Grocery stores should see self-service coin counters as an example of great customer service. By themselves, the machines promote a commitment to customer satisfaction by simplifying one of the more uncommon yet tedious household tasks: Collecting loose change and converting it into cash. Instead of spending a lot of time counting and sorting coins, putting them in paper rolls and handing them over to banks, these counters are able to do all the busywork on their own at much faster speed. That sort of convenience can be the cornerstone of a friendly supermarket.
For many businesses, there is an increased interest in developing practices related to social responsibility. Customers who demand companies do more to give back to society are pushing for this effort. For grocers, being socially responsible is very easy, according to former grocery executive Simon Unwin in an article for Supermarket News. All they have to do is be a good neighbor to businesses and residents in the area. As it stands, supermarkets are already a part of the community by being a source of food and other goods.
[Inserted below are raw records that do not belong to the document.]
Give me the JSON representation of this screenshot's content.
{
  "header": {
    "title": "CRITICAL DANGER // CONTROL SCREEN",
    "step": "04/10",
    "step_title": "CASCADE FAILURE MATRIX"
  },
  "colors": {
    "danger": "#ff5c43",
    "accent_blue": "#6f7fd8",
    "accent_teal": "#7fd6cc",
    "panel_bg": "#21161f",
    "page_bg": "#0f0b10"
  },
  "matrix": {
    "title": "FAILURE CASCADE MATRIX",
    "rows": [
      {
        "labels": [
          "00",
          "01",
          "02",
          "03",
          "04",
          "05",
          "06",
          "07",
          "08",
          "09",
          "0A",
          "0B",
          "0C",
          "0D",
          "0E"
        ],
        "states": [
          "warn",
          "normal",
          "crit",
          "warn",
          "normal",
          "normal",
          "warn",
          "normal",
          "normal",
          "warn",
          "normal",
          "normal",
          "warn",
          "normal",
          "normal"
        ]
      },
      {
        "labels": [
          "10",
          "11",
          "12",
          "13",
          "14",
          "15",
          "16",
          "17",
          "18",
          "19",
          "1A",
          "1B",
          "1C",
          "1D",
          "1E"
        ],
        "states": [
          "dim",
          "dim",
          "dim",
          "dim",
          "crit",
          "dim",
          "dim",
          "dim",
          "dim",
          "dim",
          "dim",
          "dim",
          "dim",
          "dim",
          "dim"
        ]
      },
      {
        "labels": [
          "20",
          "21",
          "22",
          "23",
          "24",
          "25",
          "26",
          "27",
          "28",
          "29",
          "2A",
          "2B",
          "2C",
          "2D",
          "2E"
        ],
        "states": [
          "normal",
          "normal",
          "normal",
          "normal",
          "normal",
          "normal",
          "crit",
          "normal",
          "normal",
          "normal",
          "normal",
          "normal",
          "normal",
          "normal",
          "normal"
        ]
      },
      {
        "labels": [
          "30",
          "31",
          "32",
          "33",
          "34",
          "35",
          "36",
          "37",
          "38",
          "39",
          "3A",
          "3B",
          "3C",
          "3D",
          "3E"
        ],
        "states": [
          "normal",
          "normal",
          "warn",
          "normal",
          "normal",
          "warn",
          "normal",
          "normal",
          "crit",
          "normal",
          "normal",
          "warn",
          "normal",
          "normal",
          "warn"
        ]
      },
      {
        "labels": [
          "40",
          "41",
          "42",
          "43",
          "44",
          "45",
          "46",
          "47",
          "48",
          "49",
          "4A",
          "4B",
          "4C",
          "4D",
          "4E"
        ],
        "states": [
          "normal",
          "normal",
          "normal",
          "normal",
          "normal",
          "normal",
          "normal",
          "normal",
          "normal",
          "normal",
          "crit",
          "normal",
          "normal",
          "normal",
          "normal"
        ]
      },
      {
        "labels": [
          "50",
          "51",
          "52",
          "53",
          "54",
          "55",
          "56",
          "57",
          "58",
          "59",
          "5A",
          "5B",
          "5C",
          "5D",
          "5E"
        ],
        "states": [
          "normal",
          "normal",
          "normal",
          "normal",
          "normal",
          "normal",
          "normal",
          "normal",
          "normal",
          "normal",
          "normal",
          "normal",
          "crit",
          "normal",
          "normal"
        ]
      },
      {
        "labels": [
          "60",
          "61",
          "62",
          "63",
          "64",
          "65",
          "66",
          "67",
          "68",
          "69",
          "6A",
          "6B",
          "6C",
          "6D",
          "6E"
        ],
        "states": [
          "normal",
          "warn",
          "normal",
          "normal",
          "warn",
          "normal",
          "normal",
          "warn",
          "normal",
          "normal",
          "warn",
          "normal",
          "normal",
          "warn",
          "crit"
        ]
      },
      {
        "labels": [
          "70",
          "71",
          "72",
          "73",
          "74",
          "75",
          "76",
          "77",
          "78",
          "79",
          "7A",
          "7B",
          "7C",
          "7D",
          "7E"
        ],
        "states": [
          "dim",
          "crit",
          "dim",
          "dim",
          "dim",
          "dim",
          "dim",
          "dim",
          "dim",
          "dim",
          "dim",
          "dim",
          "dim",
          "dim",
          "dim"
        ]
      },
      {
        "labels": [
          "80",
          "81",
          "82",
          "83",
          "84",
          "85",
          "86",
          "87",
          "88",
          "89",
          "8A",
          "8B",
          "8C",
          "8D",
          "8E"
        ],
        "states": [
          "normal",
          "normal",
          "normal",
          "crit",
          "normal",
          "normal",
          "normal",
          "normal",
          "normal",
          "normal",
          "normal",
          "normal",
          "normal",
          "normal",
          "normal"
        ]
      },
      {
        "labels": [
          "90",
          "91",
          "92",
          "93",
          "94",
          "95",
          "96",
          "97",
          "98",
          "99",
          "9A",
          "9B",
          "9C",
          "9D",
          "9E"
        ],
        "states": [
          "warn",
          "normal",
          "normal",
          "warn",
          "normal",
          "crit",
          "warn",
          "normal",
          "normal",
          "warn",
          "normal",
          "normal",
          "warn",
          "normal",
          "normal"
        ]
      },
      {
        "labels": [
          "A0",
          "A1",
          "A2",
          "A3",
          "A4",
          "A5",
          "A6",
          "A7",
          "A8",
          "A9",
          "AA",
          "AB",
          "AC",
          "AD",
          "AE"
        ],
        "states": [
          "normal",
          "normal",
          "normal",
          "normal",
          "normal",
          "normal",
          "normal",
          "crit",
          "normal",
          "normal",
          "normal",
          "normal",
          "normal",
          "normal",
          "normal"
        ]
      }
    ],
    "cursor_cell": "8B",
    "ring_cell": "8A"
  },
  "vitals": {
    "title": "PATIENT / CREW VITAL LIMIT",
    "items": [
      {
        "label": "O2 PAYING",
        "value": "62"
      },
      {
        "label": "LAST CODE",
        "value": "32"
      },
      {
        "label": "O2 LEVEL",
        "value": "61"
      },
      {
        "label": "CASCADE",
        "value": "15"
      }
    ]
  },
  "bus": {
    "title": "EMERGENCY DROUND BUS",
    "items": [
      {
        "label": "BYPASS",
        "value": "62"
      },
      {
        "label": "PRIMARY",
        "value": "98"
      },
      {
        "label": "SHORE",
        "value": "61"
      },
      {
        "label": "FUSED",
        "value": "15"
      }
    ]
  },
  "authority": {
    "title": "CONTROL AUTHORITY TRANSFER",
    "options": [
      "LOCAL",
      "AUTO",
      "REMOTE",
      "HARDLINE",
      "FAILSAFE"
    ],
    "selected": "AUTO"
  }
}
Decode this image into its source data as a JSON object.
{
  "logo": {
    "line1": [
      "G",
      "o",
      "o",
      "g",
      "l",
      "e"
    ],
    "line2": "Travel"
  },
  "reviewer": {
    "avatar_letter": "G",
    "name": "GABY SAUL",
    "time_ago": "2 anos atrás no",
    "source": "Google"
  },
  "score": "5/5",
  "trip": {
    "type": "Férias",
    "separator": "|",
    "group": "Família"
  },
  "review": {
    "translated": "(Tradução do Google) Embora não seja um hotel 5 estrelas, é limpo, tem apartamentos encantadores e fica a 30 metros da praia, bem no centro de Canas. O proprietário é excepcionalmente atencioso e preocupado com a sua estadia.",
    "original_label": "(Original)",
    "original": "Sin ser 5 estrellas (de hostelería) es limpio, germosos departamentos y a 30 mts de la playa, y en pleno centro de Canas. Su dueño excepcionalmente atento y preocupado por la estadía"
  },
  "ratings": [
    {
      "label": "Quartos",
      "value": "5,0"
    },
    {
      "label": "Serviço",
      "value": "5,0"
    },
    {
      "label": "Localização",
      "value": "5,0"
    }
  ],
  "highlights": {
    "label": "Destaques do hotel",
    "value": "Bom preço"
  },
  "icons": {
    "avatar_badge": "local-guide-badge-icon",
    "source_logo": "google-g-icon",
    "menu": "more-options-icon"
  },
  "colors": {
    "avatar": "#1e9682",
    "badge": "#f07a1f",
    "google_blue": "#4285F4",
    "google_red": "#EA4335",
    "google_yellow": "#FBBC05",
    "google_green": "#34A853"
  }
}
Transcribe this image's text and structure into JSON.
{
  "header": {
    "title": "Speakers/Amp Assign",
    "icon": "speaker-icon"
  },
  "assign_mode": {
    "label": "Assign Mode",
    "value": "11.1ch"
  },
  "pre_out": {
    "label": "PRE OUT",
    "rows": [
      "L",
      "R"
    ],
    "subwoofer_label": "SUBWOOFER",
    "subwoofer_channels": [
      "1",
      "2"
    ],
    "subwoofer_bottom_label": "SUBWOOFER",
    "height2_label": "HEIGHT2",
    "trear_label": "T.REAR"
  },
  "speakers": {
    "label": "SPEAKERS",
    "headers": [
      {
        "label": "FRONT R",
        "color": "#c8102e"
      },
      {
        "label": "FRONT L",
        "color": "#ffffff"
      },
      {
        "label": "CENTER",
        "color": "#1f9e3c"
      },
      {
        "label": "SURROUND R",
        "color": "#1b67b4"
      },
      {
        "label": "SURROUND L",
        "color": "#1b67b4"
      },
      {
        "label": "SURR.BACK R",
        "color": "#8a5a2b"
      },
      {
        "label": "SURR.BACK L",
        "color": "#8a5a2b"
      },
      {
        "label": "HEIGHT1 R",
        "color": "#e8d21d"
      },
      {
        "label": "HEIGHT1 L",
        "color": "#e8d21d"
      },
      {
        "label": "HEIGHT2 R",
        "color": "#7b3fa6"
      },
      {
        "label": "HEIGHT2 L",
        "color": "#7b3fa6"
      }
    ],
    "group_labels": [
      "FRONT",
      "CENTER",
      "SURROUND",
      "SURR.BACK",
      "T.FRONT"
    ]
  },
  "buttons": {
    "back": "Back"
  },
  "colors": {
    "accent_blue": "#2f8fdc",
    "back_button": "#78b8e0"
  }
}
However, simply being there and providing a necessity doesn't make a grocery store a good neighbor. It has to do more. For example, the store should fit into the place it's built, and not just stand out from the rest of the storefronts. More importantly, it should have a place for neighborhood updates, as well a staff of locals that are equally part of the community. Secondly, it should be clean, tidy and relatively quiet at all hours, especially at night. Communities don't really like a noisy place. Finally, being a good neighborly grocery store means being a figure in the community. That could come in the form of sponsoring Little League teams, hosting and supporting civic events, or donating non-perishables to the local food bank.
Establishing neighborly relations with community often comes from having high quality service that represents their best interests at heart. Self-service coin counters can help with that by providing a level of service that helps everyone out. From kids cashing in allowances to older people just holding on to loose change, there's a great interest in having a machine that can do all that at a place where everyone goes. This gives the feeling that the grocery store belongs in the neighborhood.
July 31, 2015